• _WHAT IS REQUIRED_
For every line in the records that has the word "this", make a copy.

• _RECORDS FOR PROCESSING_
***
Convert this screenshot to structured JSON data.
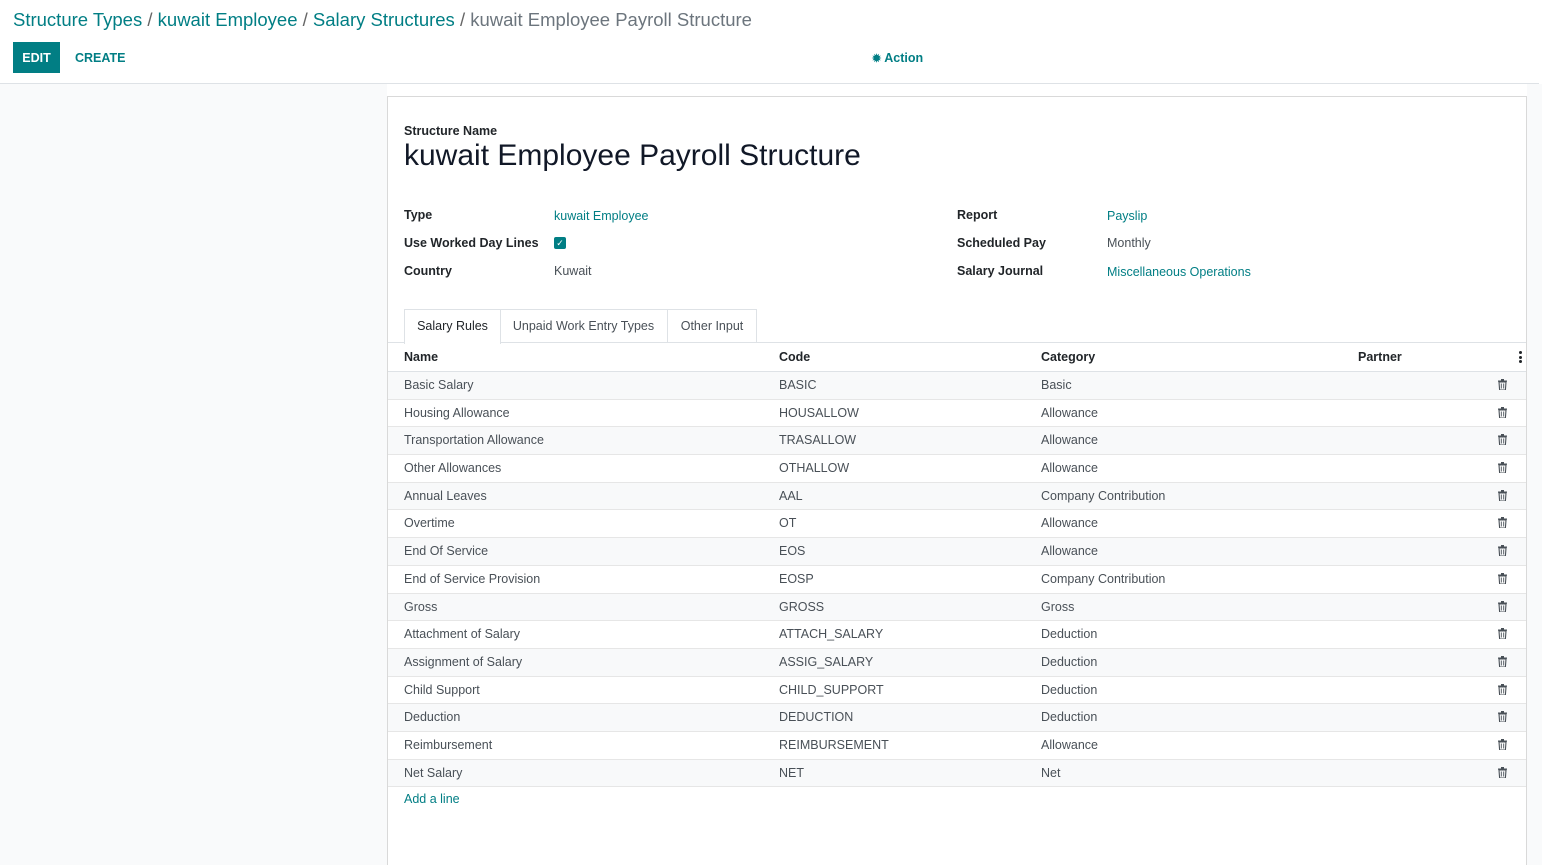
{
  "breadcrumb": {
    "items": [
      "Structure Types",
      "kuwait Employee",
      "Salary Structures"
    ],
    "active": "kuwait Employee Payroll Structure",
    "separator": "/"
  },
  "toolbar": {
    "edit_label": "EDIT",
    "create_label": "CREATE",
    "action_label": "Action",
    "action_icon": "gear-icon"
  },
  "form": {
    "structure_name_label": "Structure Name",
    "structure_name": "kuwait Employee Payroll Structure",
    "fields_left": {
      "type_label": "Type",
      "type_value": "kuwait Employee",
      "worked_day_lines_label": "Use Worked Day Lines",
      "worked_day_lines_checked": true,
      "country_label": "Country",
      "country_value": "Kuwait"
    },
    "fields_right": {
      "report_label": "Report",
      "report_value": "Payslip",
      "scheduled_pay_label": "Scheduled Pay",
      "scheduled_pay_value": "Monthly",
      "salary_journal_label": "Salary Journal",
      "salary_journal_value": "Miscellaneous Operations"
    }
  },
  "tabs": [
    "Salary Rules",
    "Unpaid Work Entry Types",
    "Other Input"
  ],
  "active_tab": "Salary Rules",
  "table": {
    "headers": [
      "Name",
      "Code",
      "Category",
      "Partner"
    ],
    "rows": [
      {
        "name": "Basic Salary",
        "code": "BASIC",
        "category": "Basic"
      },
      {
        "name": "Housing Allowance",
        "code": "HOUSALLOW",
        "category": "Allowance"
      },
      {
        "name": "Transportation Allowance",
        "code": "TRASALLOW",
        "category": "Allowance"
      },
      {
        "name": "Other Allowances",
        "code": "OTHALLOW",
        "category": "Allowance"
      },
      {
        "name": "Annual Leaves",
        "code": "AAL",
        "category": "Company Contribution"
      },
      {
        "name": "Overtime",
        "code": "OT",
        "category": "Allowance"
      },
      {
        "name": "End Of Service",
        "code": "EOS",
        "category": "Allowance"
      },
      {
        "name": "End of Service Provision",
        "code": "EOSP",
        "category": "Company Contribution"
      },
      {
        "name": "Gross",
        "code": "GROSS",
        "category": "Gross"
      },
      {
        "name": "Attachment of Salary",
        "code": "ATTACH_SALARY",
        "category": "Deduction"
      },
      {
        "name": "Assignment of Salary",
        "code": "ASSIG_SALARY",
        "category": "Deduction"
      },
      {
        "name": "Child Support",
        "code": "CHILD_SUPPORT",
        "category": "Deduction"
      },
      {
        "name": "Deduction",
        "code": "DEDUCTION",
        "category": "Deduction"
      },
      {
        "name": "Reimbursement",
        "code": "REIMBURSEMENT",
        "category": "Allowance"
      },
      {
        "name": "Net Salary",
        "code": "NET",
        "category": "Net"
      }
    ],
    "add_line_label": "Add a line"
  },
  "colors": {
    "accent": "#017e84",
    "muted_text": "#6c757d"
  }
}
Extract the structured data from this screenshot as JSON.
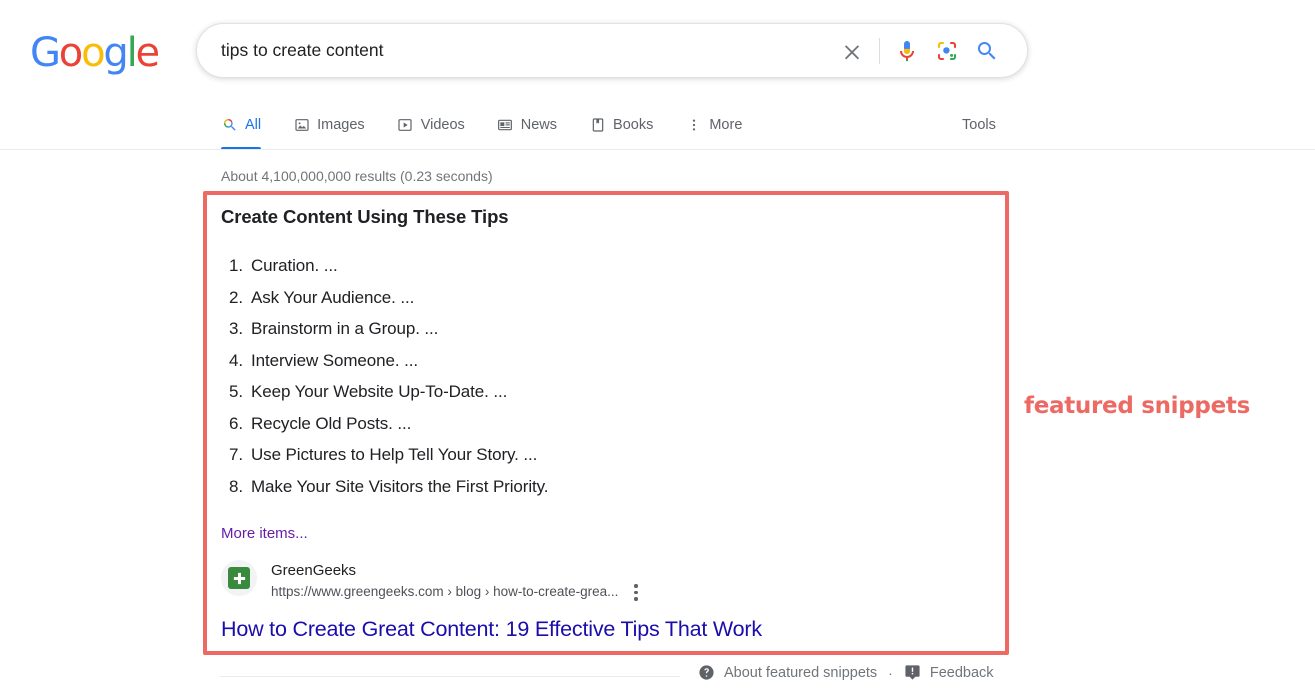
{
  "header": {
    "logo": {
      "alt": "Google",
      "letters": [
        {
          "char": "G",
          "color": "#4285f4"
        },
        {
          "char": "o",
          "color": "#ea4335"
        },
        {
          "char": "o",
          "color": "#fbbc05"
        },
        {
          "char": "g",
          "color": "#4285f4"
        },
        {
          "char": "l",
          "color": "#34a853"
        },
        {
          "char": "e",
          "color": "#ea4335"
        }
      ]
    },
    "search": {
      "value": "tips to create content",
      "placeholder": "Search Google or type a URL",
      "clear_icon": "close-icon",
      "voice_icon": "microphone-icon",
      "lens_icon": "google-lens-icon",
      "submit_icon": "search-icon"
    }
  },
  "nav": {
    "tabs": [
      {
        "label": "All",
        "icon": "search-icon",
        "active": true
      },
      {
        "label": "Images",
        "icon": "image-icon",
        "active": false
      },
      {
        "label": "Videos",
        "icon": "video-icon",
        "active": false
      },
      {
        "label": "News",
        "icon": "news-icon",
        "active": false
      },
      {
        "label": "Books",
        "icon": "book-icon",
        "active": false
      },
      {
        "label": "More",
        "icon": "more-vertical-icon",
        "active": false
      }
    ],
    "tools_label": "Tools"
  },
  "results": {
    "stats": "About 4,100,000,000 results (0.23 seconds)",
    "featured_snippet": {
      "title": "Create Content Using These Tips",
      "items": [
        {
          "num": "1.",
          "text": "Curation. ..."
        },
        {
          "num": "2.",
          "text": "Ask Your Audience. ..."
        },
        {
          "num": "3.",
          "text": "Brainstorm in a Group. ..."
        },
        {
          "num": "4.",
          "text": "Interview Someone. ..."
        },
        {
          "num": "5.",
          "text": "Keep Your Website Up-To-Date. ..."
        },
        {
          "num": "6.",
          "text": "Recycle Old Posts. ..."
        },
        {
          "num": "7.",
          "text": "Use Pictures to Help Tell Your Story. ..."
        },
        {
          "num": "8.",
          "text": "Make Your Site Visitors the First Priority."
        }
      ],
      "more_items_label": "More items...",
      "source": {
        "name": "GreenGeeks",
        "url": "https://www.greengeeks.com › blog › how-to-create-grea...",
        "favicon": "greengeeks-favicon",
        "menu_icon": "kebab-menu-icon"
      },
      "result_title": "How to Create Great Content: 19 Effective Tips That Work"
    }
  },
  "footer": {
    "about_icon": "help-circle-icon",
    "about_label": "About featured snippets",
    "separator": "·",
    "feedback_icon": "feedback-flag-icon",
    "feedback_label": "Feedback"
  },
  "annotation": {
    "label": "featured snippets",
    "color": "#ec6a63"
  }
}
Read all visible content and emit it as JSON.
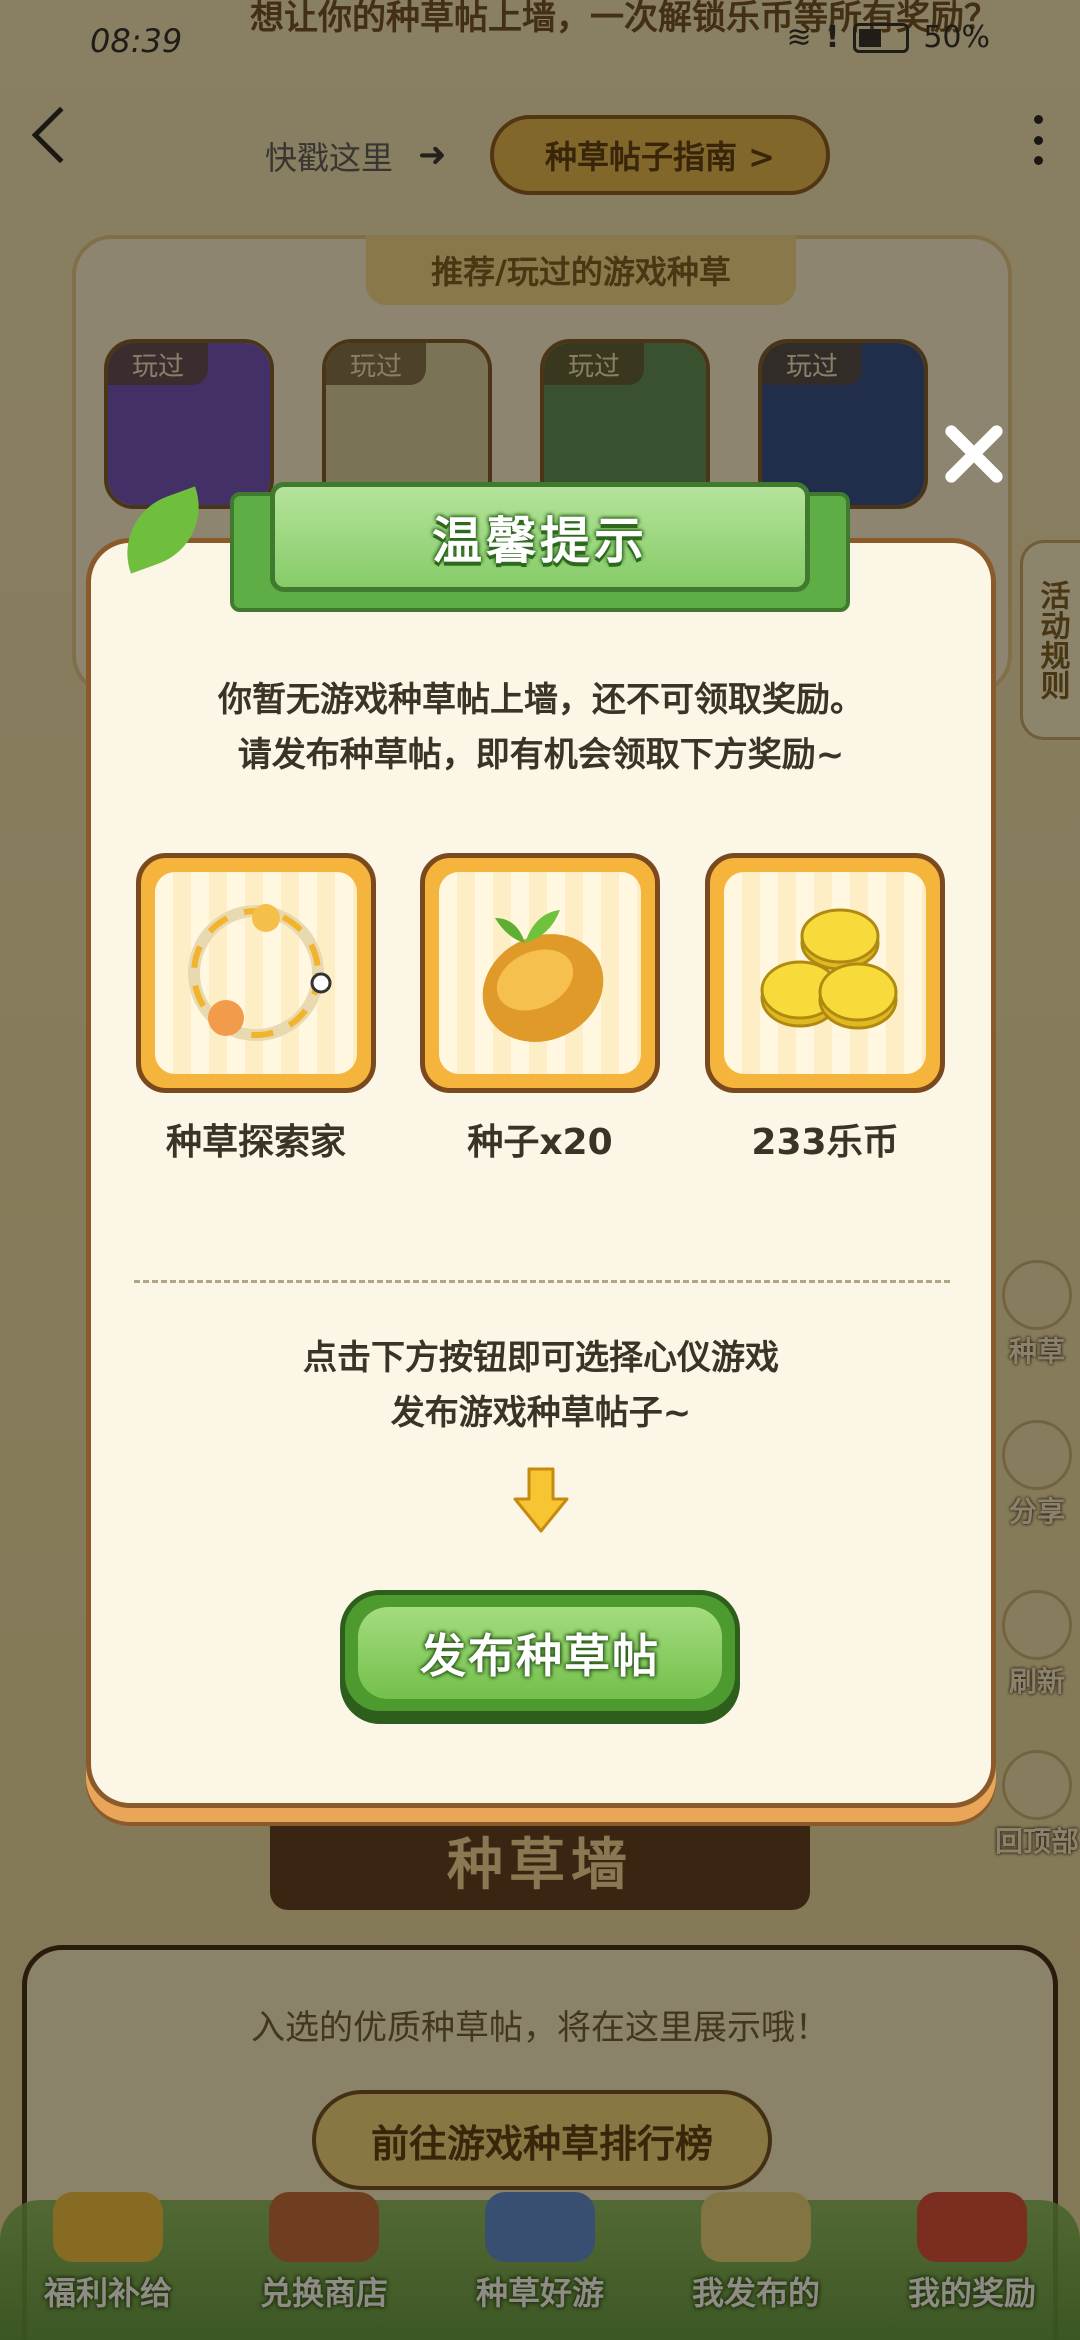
{
  "status": {
    "time": "08:39",
    "battery": "50%"
  },
  "top_banner": "想让你的种草帖上墙，一次解锁乐币等所有奖励？",
  "nav": {
    "hint": "快戳这里",
    "guide_button": "种草帖子指南 >"
  },
  "game_section": {
    "title": "推荐/玩过的游戏种草",
    "games": [
      {
        "tag": "玩过",
        "color": "#6b4fc2"
      },
      {
        "tag": "玩过",
        "color": "#d9cfa0"
      },
      {
        "tag": "玩过",
        "color": "#5b8f55"
      },
      {
        "tag": "玩过",
        "color": "#2b4c8f"
      }
    ]
  },
  "side_rule": "活动规则",
  "side_buttons": [
    {
      "label": "种草"
    },
    {
      "label": "分享"
    },
    {
      "label": "刷新"
    },
    {
      "label": "回顶部"
    }
  ],
  "wall": {
    "sign": "种草墙",
    "text": "入选的优质种草帖，将在这里展示哦！",
    "rank_button": "前往游戏种草排行榜"
  },
  "bottom_nav": [
    {
      "label": "福利补给",
      "color": "#f0c040"
    },
    {
      "label": "兑换商店",
      "color": "#c26a3a"
    },
    {
      "label": "种草好游",
      "color": "#5a8ad6"
    },
    {
      "label": "我发布的",
      "color": "#e7d37a"
    },
    {
      "label": "我的奖励",
      "color": "#d84a3a"
    }
  ],
  "modal": {
    "title": "温馨提示",
    "line1": "你暂无游戏种草帖上墙，还不可领取奖励。",
    "line2": "请发布种草帖，即有机会领取下方奖励~",
    "rewards": [
      {
        "name": "种草探索家",
        "icon": "avatar-frame-icon"
      },
      {
        "name": "种子x20",
        "icon": "seed-icon"
      },
      {
        "name": "233乐币",
        "icon": "coins-icon"
      }
    ],
    "line3": "点击下方按钮即可选择心仪游戏",
    "line4": "发布游戏种草帖子~",
    "cta": "发布种草帖"
  }
}
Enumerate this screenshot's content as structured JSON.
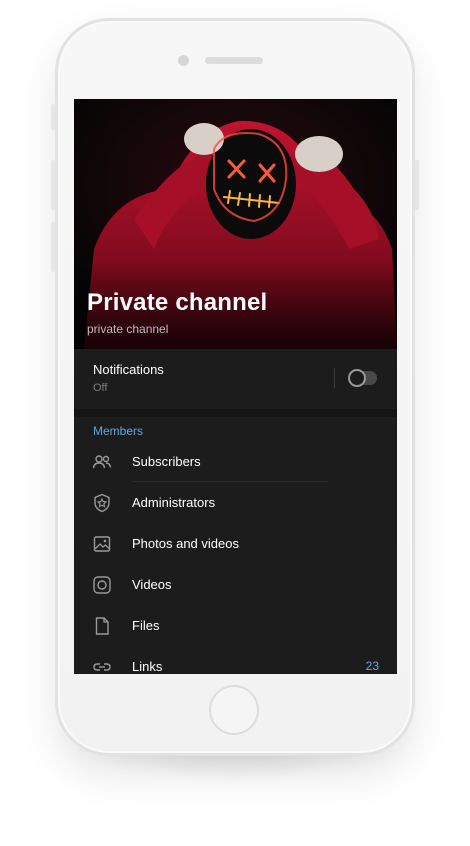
{
  "channel": {
    "title": "Private channel",
    "subtitle": "private channel"
  },
  "notifications": {
    "label": "Notifications",
    "value": "Off",
    "enabled": false
  },
  "members_section": {
    "header": "Members",
    "items": [
      {
        "label": "Subscribers",
        "icon": "people-icon"
      },
      {
        "label": "Administrators",
        "icon": "shield-star-icon"
      },
      {
        "label": "Photos and videos",
        "icon": "image-icon"
      },
      {
        "label": "Videos",
        "icon": "video-circle-icon"
      },
      {
        "label": "Files",
        "icon": "file-icon"
      },
      {
        "label": "Links",
        "icon": "link-icon",
        "count": "23"
      }
    ]
  },
  "colors": {
    "accent": "#5ea7e8",
    "screen_bg": "#1c1c1d",
    "hoodie": "#b3102a"
  }
}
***
• _RESULT_
Convert this screenshot to structured JSON data.
Extract the structured data from this screenshot as JSON.
Enumerate this screenshot's content as structured JSON.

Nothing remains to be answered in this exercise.